VL:  boy...this is tough! I can't really explain it in any way that it makes sense...I think that it requires a bit of vulnerability and to know what you like...I can't really describe it more than that...some people are extremely moved by things I can't stand...Art is so subjective that only the individual knows what stirs them and what touches their soul...that is what brings communities the underground goth, ethereal, and darkwave scenes. The same aesthetic longing...only satisfied by dark and moody textures. Others might be in Nirvana listening to Garth Brooks (aaagh!!)....but I know it happens...basically I think mainstream
feeds the public such "generic" fare that people forget that there are a lot of other forms of musical expression.
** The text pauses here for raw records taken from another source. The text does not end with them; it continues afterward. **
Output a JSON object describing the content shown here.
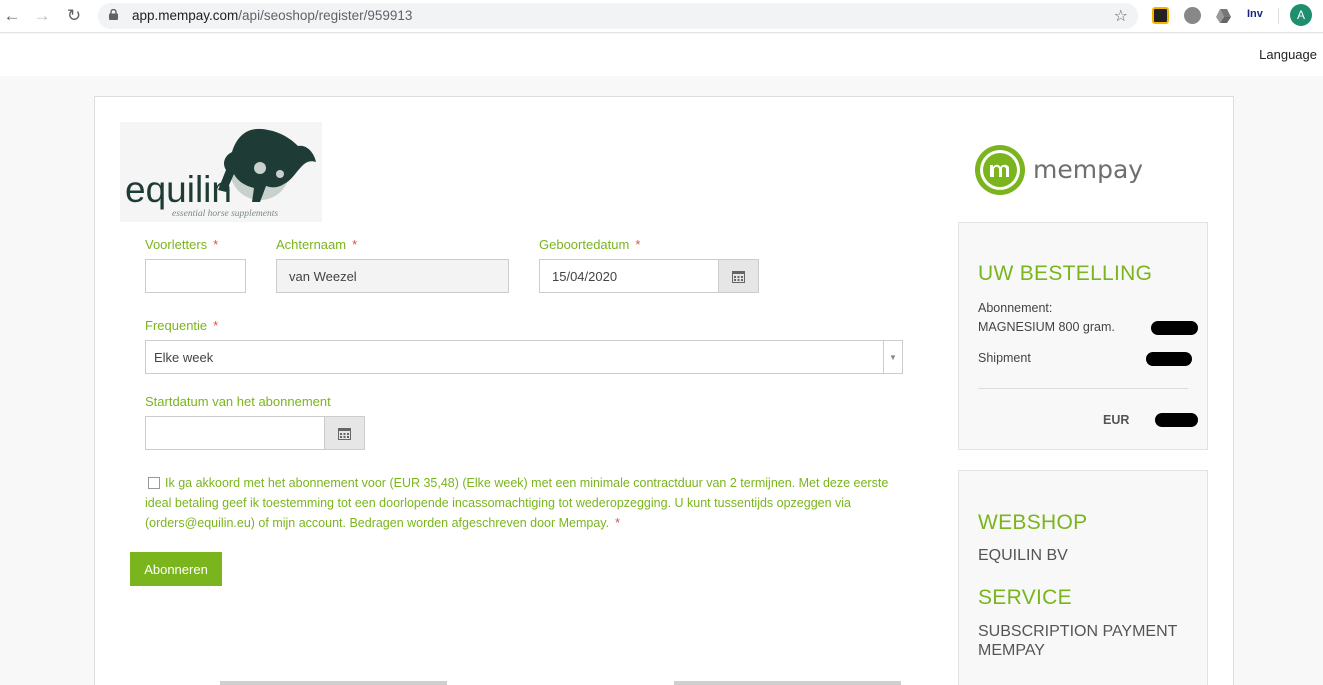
{
  "browser": {
    "url_host": "app.mempay.com",
    "url_path": "/api/seoshop/register/959913",
    "ext_label": "Inv",
    "profile_initial": "A"
  },
  "topbar": {
    "language": "Language"
  },
  "brand": {
    "shop_logo_text": "equilin",
    "shop_logo_tagline": "essential horse supplements",
    "payment_logo_text": "mempay",
    "accent_color": "#7ab51d"
  },
  "form": {
    "initials_label": "Voorletters",
    "initials_value": "",
    "lastname_label": "Achternaam",
    "lastname_value": "van Weezel",
    "birthdate_label": "Geboortedatum",
    "birthdate_value": "15/04/2020",
    "frequency_label": "Frequentie",
    "frequency_value": "Elke week",
    "startdate_label": "Startdatum van het abonnement",
    "startdate_value": "",
    "required_mark": "*",
    "terms_text": "Ik ga akkoord met het abonnement voor (EUR 35,48) (Elke week) met een minimale contractduur van 2 termijnen. Met deze eerste ideal betaling geef ik toestemming tot een doorlopende incassomachtiging tot wederopzegging. U kunt tussentijds opzeggen via (orders@equilin.eu) of mijn account. Bedragen worden afgeschreven door Mempay.",
    "submit_label": "Abonneren"
  },
  "order": {
    "title": "UW BESTELLING",
    "subscription_label": "Abonnement:",
    "product_name": "MAGNESIUM 800 gram.",
    "shipment_label": "Shipment",
    "currency": "EUR"
  },
  "shop": {
    "webshop_title": "WEBSHOP",
    "webshop_name": "EQUILIN BV",
    "service_title": "SERVICE",
    "service_name": "SUBSCRIPTION PAYMENT MEMPAY"
  }
}
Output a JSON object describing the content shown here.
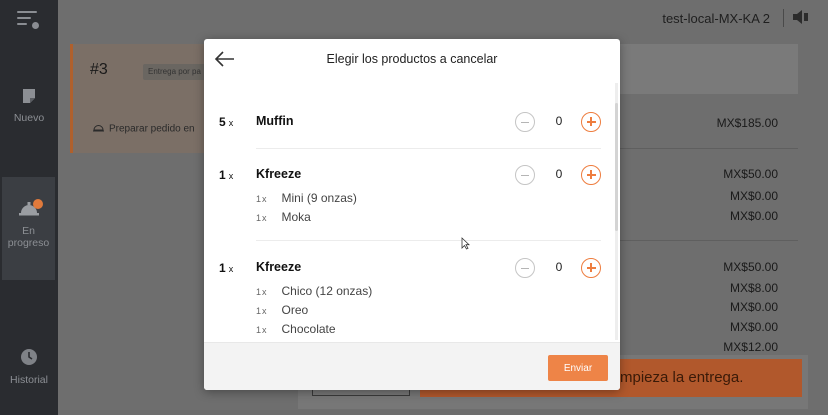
{
  "sidebar": {
    "items": [
      {
        "label": "Nuevo"
      },
      {
        "label": "En progreso"
      },
      {
        "label": "Historial"
      }
    ]
  },
  "topbar": {
    "store_name": "test-local-MX-KA 2"
  },
  "background": {
    "order_number": "#3",
    "order_chip": "Entrega por pa",
    "prepare_text": "Preparar pedido en",
    "prices": [
      "MX$185.00",
      "MX$50.00",
      "MX$0.00",
      "MX$0.00",
      "MX$50.00",
      "MX$8.00",
      "MX$0.00",
      "MX$0.00",
      "MX$12.00"
    ],
    "action_text": "mpieza la entrega."
  },
  "modal": {
    "title": "Elegir los productos a cancelar",
    "qty_suffix": "x",
    "items": [
      {
        "qty": "5",
        "name": "Muffin",
        "value": "0",
        "modifiers": []
      },
      {
        "qty": "1",
        "name": "Kfreeze",
        "value": "0",
        "modifiers": [
          {
            "qty": "1",
            "name": "Mini (9 onzas)"
          },
          {
            "qty": "1",
            "name": "Moka"
          }
        ]
      },
      {
        "qty": "1",
        "name": "Kfreeze",
        "value": "0",
        "modifiers": [
          {
            "qty": "1",
            "name": "Chico (12 onzas)"
          },
          {
            "qty": "1",
            "name": "Oreo"
          },
          {
            "qty": "1",
            "name": "Chocolate"
          }
        ]
      }
    ],
    "submit_label": "Enviar"
  },
  "colors": {
    "accent": "#ee7d3f",
    "sidebar_bg": "#2a2c30",
    "overlay_bg": "#6e6e6e"
  }
}
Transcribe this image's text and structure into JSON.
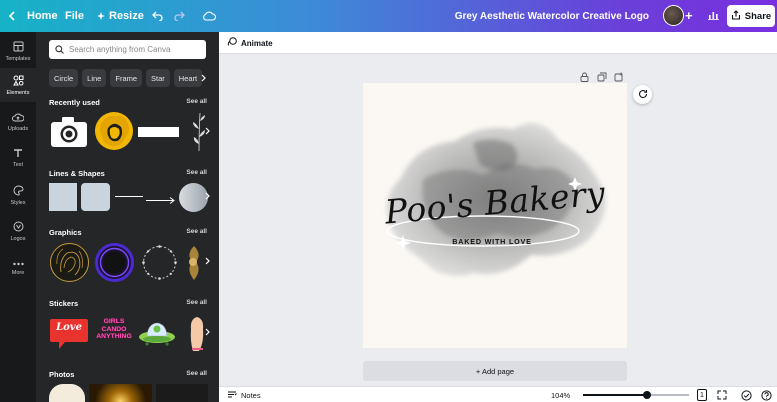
{
  "topbar": {
    "back_label": "Home",
    "file_label": "File",
    "resize_label": "Resize",
    "doc_title": "Grey Aesthetic Watercolor Creative Logo",
    "plus_label": "+",
    "share_label": "Share"
  },
  "rail": {
    "items": [
      {
        "label": "Templates",
        "icon": "templates-icon"
      },
      {
        "label": "Elements",
        "icon": "elements-icon"
      },
      {
        "label": "Uploads",
        "icon": "upload-icon"
      },
      {
        "label": "Text",
        "icon": "text-icon"
      },
      {
        "label": "Styles",
        "icon": "styles-icon"
      },
      {
        "label": "Logos",
        "icon": "logos-icon"
      },
      {
        "label": "More",
        "icon": "more-icon"
      }
    ]
  },
  "panel": {
    "search_placeholder": "Search anything from Canva",
    "chips": [
      "Circle",
      "Line",
      "Frame",
      "Star",
      "Heart"
    ],
    "see_all": "See all",
    "sections": {
      "recent": "Recently used",
      "lines_shapes": "Lines & Shapes",
      "graphics": "Graphics",
      "stickers": "Stickers",
      "photos": "Photos"
    },
    "sticker_love": "Love",
    "sticker_girls": "GIRLS CANDO ANYTHING"
  },
  "editor": {
    "animate_label": "Animate",
    "add_page_label": "+ Add page",
    "logo_script": "Poo's Bakery",
    "logo_tagline": "BAKED WITH LOVE"
  },
  "bottombar": {
    "notes_label": "Notes",
    "zoom": "104%",
    "zoom_fraction": 0.6,
    "page_count": "1"
  },
  "colors": {
    "accent_gradient_start": "#16b3c7",
    "accent_gradient_end": "#7a2fe0",
    "panel_bg": "#252627",
    "rail_bg": "#18191b"
  }
}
When will the music industry remember that variety is a good thing? ..why do we need to clone what is already popular?...Take chances!  I will ALWAYS  believe that there are enough potential fans out there for Hidden Sanctuary/ Darkwave style artists...we can  never stop trying to reach all who will listen!  We just have to work harder and not compromise.

MV:  Why do you think so many have tuned out this essential component of  hearing music?

VL: I think you get callused to music when you hear the same 20 songs all day long...(unless it was Peter Murphy...Depeche Mode...well...maybe even then) a lot of the music fans today like what they are told to like by MTV and the radio.

MV:  Besides Claire Voyant, who else would you recommend to listeners in order  to search those feelings that they need to find to "hear" the music?

VL:  It depends on the person... I am VERY opinionated and not musically well I hesitate to just give my list of favorite bands...I think you know it when you hear it. Stop....Listen...let yourself get goosebumps!

MV:  Do you think that reviewers who write bad and/or nasty reviews have a  hidden agenda or have they just not "heard" the music?

VL: I think writers that write bad reviews are just that. Writer's that write bad reviews have opinions and have taken the time to write them down and have found a forum to have their opinions heard. I relish a good review so I must also respect the not so good. It stings initially to hear someone say negative things about our music...but that is ONE opinion. I have actually bought albums based on reviews that were more negative. The reasons why the writers disliked them were the reasons I like some music...they turned out to be some of my favorites! 

The people that write NASTY reviews are just rude. I think if you think an album is worth so little that you can absolutely trash it...your opinion is worthless to everyone and mean spirited.  I think our scene is pretty good about not trashing artists. A lot of people in this genre are just "asking to be moved" I love that : )

To learn more about this dynamic band, please visit the web pages listed below.
Band Web Site:
Contact: Victoria Lloyd

Label Web Sites: /Europe                                      

Clairevoyant is:
Victoria Lloyd: vocals
Benjamin Fargen: Guitar
Chris Ross: synth